Safer Internet Day survey reveals Scottish parents are failing to protect their children from the threats posed by new technology Westcoastcloud survey also reveals parents worries about sexual content and online grooming Worrying statistics have emerged about the lack of protection for children in Scotland when they surf the internet at home. Westcoastcloud Westcoastcloud A survey carried out by Glasgow-headquartered web security company Westcoastcloud for UK Safer Internet Day (Feb 7) reveals that although half of parents in Scotland have installed software to protect their children from accessing unsuitable content when they use desktop PCs and laptops in the home, only 1 in 4 has installed similar protection on the mobile phones, games consoles and television services their kids also use in the house. Yet 1 in 5 parents questioned said they had been concerned about something that had happened to their child while they were using the internet at home. Bill Strain, Director of Westcoastcloud, says: “Whilst it’s encouraging that fifty per cent of parents in Scotland are being more vigilant about the risks their children face when going online on a computer or laptop, many of them are still failing to recognise that in our increasingly mobile world, the same level of protection needs to be provided when their children are accessing the internet via their mobile phones, the television and while they’re gaming. It’s also interesting that parents are continuing to worry about the explicit and sexual content their children can access online. It’s so easy for kids to stumble across age-inappropriate material even if they’re just flicking through the TV channels, so parents do need think about protecting across every internet-connected device in the home.” Westcoastcloud’s survey was commissioned to coincide with Safer Internet Day which is taking place across the UK today (7 Feb) under the slogan ‘Discovering the digital world together safely.’ David Wright from the UK Safer Internet Centre said: “While the internet is such an amazing resource, just like life it carries risk, not least for children with cyberbullying and adult content. Surveys like this demonstrate that online safety is a real issue for parents and that parenting in the 21st century is very different to that compared to the 20th century.” The survey, carried out by leading market research company OnePoll for Westcoastcloud, questioned five hundred parents with children between 5 and 16 years of age across the six cities of Scotland about their attitudes towards keeping them safe online in the home. While 49% said they had installed parental controls (filtering and blocking software) on computers and laptops their children used in the house, only 24% had done the same on mobile phones used at home. When asked whether they’d activated parental controls on games consoles like the Xbox or PlayStation, only 27% said they had, while only 24% had activated parental controls on their Sky TV or Freeview boxes. Almost 1 in 10 had not installed any internet protection software at all. The parents questioned in the Westcoastcloud survey also revealed that they were worried about the sort of content their children come across on the internet.
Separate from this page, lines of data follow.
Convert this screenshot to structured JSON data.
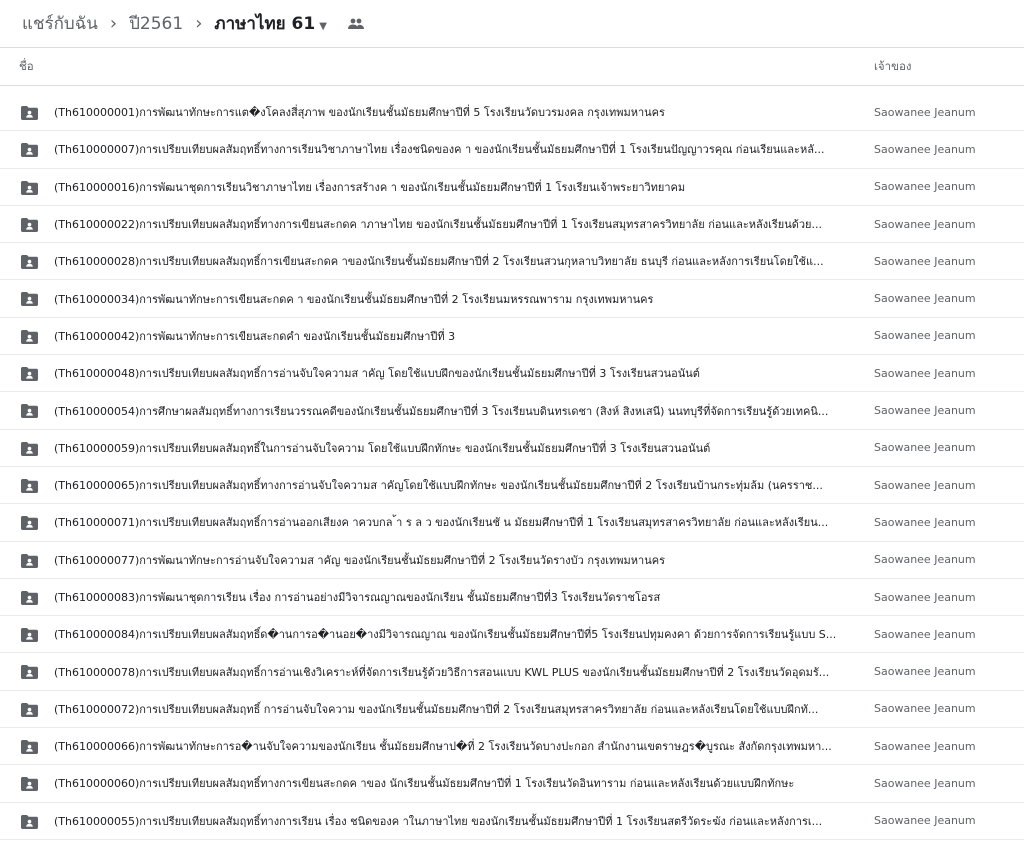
{
  "breadcrumb": {
    "root": "แชร์กับฉัน",
    "separator": "›",
    "level1": "ปี2561",
    "current": "ภาษาไทย 61"
  },
  "columns": {
    "name": "ชื่อ",
    "owner": "เจ้าของ"
  },
  "icons": {
    "folder": "shared-folder-icon",
    "shared": "people-icon",
    "caret": "caret-down-icon"
  },
  "colors": {
    "icon": "#5f6368",
    "selected_bg": "#e8f0fe"
  },
  "files": [
    {
      "name": "(Th610000001)การพัฒนาทักษะการแต�งโคลงสี่สุภาพ  ของนักเรียนชั้นมัธยมศึกษาปีที่ 5 โรงเรียนวัดบวรมงคล กรุงเทพมหานคร",
      "owner": "Saowanee Jeanum"
    },
    {
      "name": "(Th610000007)การเปรียบเทียบผลสัมฤทธิ์ทางการเรียนวิชาภาษาไทย เรื่องชนิดของค า ของนักเรียนชั้นมัธยมศึกษาปีที่ 1 โรงเรียนปัญญาวรคุณ ก่อนเรียนและหลั...",
      "owner": "Saowanee Jeanum"
    },
    {
      "name": "(Th610000016)การพัฒนาชุดการเรียนวิชาภาษาไทย เรื่องการสร้างค า ของนักเรียนชั้นมัธยมศึกษาปีที่ 1 โรงเรียนเจ้าพระยาวิทยาคม",
      "owner": "Saowanee Jeanum"
    },
    {
      "name": "(Th610000022)การเปรียบเทียบผลสัมฤทธิ์ทางการเขียนสะกดค าภาษาไทย ของนักเรียนชั้นมัธยมศึกษาปีที่ 1 โรงเรียนสมุทรสาครวิทยาลัย ก่อนและหลังเรียนด้วย...",
      "owner": "Saowanee Jeanum"
    },
    {
      "name": "(Th610000028)การเปรียบเทียบผลสัมฤทธิ์การเขียนสะกดค าของนักเรียนชั้นมัธยมศึกษาปีที่ 2 โรงเรียนสวนกุหลาบวิทยาลัย ธนบุรี ก่อนและหลังการเรียนโดยใช้แ...",
      "owner": "Saowanee Jeanum"
    },
    {
      "name": "(Th610000034)การพัฒนาทักษะการเขียนสะกดค า ของนักเรียนชั้นมัธยมศึกษาปีที่ 2  โรงเรียนมหรรณพาราม กรุงเทพมหานคร",
      "owner": "Saowanee Jeanum"
    },
    {
      "name": "(Th610000042)การพัฒนาทักษะการเขียนสะกดคำ ของนักเรียนชั้นมัธยมศึกษาปีที่ 3",
      "owner": "Saowanee Jeanum"
    },
    {
      "name": "(Th610000048)การเปรียบเทียบผลสัมฤทธิ์การอ่านจับใจความส าคัญ โดยใช้แบบฝึกของนักเรียนชั้นมัธยมศึกษาปีที่ 3 โรงเรียนสวนอนันต์",
      "owner": "Saowanee Jeanum"
    },
    {
      "name": "(Th610000054)การศึกษาผลสัมฤทธิ์ทางการเรียนวรรณคดีของนักเรียนชั้นมัธยมศึกษาปีที่ 3 โรงเรียนบดินทรเดชา (สิงห์ สิงหเสนี) นนทบุรีที่จัดการเรียนรู้ด้วยเทคนิ...",
      "owner": "Saowanee Jeanum"
    },
    {
      "name": "(Th610000059)การเปรียบเทียบผลสัมฤทธิ์ในการอ่านจับใจความ โดยใช้แบบฝึกทักษะ ของนักเรียนชั้นมัธยมศึกษาปีที่ 3 โรงเรียนสวนอนันต์",
      "owner": "Saowanee Jeanum"
    },
    {
      "name": "(Th610000065)การเปรียบเทียบผลสัมฤทธิ์ทางการอ่านจับใจความส าคัญโดยใช้แบบฝึกทักษะ ของนักเรียนชั้นมัธยมศึกษาปีที่ 2 โรงเรียนบ้านกระทุ่มล้ม (นครราช...",
      "owner": "Saowanee Jeanum"
    },
    {
      "name": "(Th610000071)การเปรียบเทียบผลสัมฤทธิ์การอ่านออกเสียงค าควบกล ้า ร ล ว ของนักเรียนชั น มัธยมศึกษาปีที่ 1 โรงเรียนสมุทรสาครวิทยาลัย  ก่อนและหลังเรียน...",
      "owner": "Saowanee Jeanum"
    },
    {
      "name": "(Th610000077)การพัฒนาทักษะการอ่านจับใจความส าคัญ ของนักเรียนชั้นมัธยมศึกษาปีที่ 2  โรงเรียนวัดรางบัว กรุงเทพมหานคร",
      "owner": "Saowanee Jeanum"
    },
    {
      "name": "(Th610000083)การพัฒนาชุดการเรียน เรื่อง การอ่านอย่างมีวิจารณญาณของนักเรียน  ชั้นมัธยมศึกษาปีที่3 โรงเรียนวัดราชโอรส",
      "owner": "Saowanee Jeanum"
    },
    {
      "name": "(Th610000084)การเปรียบเทียบผลสัมฤทธิ์ด�านการอ�านอย�างมีวิจารณญาณ ของนักเรียนชั้นมัธยมศึกษาปีที่5 โรงเรียนปทุมคงคา  ด้วยการจัดการเรียนรู้แบบ S...",
      "owner": "Saowanee Jeanum"
    },
    {
      "name": "(Th610000078)การเปรียบเทียบผลสัมฤทธิ์การอ่านเชิงวิเคราะห์ที่จัดการเรียนรู้ด้วยวิธีการสอนแบบ KWL PLUS ของนักเรียนชั้นมัธยมศึกษาปีที่ 2 โรงเรียนวัดอุดมรั...",
      "owner": "Saowanee Jeanum"
    },
    {
      "name": "(Th610000072)การเปรียบเทียบผลสัมฤทธิ์  การอ่านจับใจความ ของนักเรียนชั้นมัธยมศึกษาปีที่ 2 โรงเรียนสมุทรสาครวิทยาลัย ก่อนและหลังเรียนโดยใช้แบบฝึกทั...",
      "owner": "Saowanee Jeanum"
    },
    {
      "name": "(Th610000066)การพัฒนาทักษะการอ�านจับใจความของนักเรียน ชั้นมัธยมศึกษาป�ที่ 2  โรงเรียนวัดบางปะกอก สำนักงานเขตราษฎร�บูรณะ สังกัดกรุงเทพมหา...",
      "owner": "Saowanee Jeanum"
    },
    {
      "name": "(Th610000060)การเปรียบเทียบผลสัมฤทธิ์ทางการเขียนสะกดค าของ นักเรียนชั้นมัธยมศึกษาปีที่ 1 โรงเรียนวัดอินทาราม ก่อนและหลังเรียนด้วยแบบฝึกทักษะ",
      "owner": "Saowanee Jeanum"
    },
    {
      "name": "(Th610000055)การเปรียบเทียบผลสัมฤทธิ์ทางการเรียน เรื่อง ชนิดของค าในภาษาไทย  ของนักเรียนชั้นมัธยมศึกษาปีที่ 1 โรงเรียนสตรีวัดระฆัง ก่อนและหลังการเ...",
      "owner": "Saowanee Jeanum"
    }
  ]
}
Almost 60% said they were worried about the explicit sexual content their children could come across; 50% said they were worried about online grooming by paedophiles; 47% said they were worried about online bullying and 45% were concerned about graphic violence online. Almost 1 in 4 (24%) said they were also concerned about the moderate nudity and sexual content in music videos and on showbiz websites. When asked how they rated their knowledge of how to keep their children safe online 68% admitted they weren’t completely confident, with 25% confessing that their knowledge was poor or that they left the issue of internet safety to their children because they knew more about it. Bill Strain, director of Westcoastcloud, explained: “There are many things parents can do to keep their children safe on the internet. The first and most important thing you can do is talk to your children to make them aware that the internet can expose them to all sorts of wonderful things but also all sorts of unsuitable things and get them to understand the risks.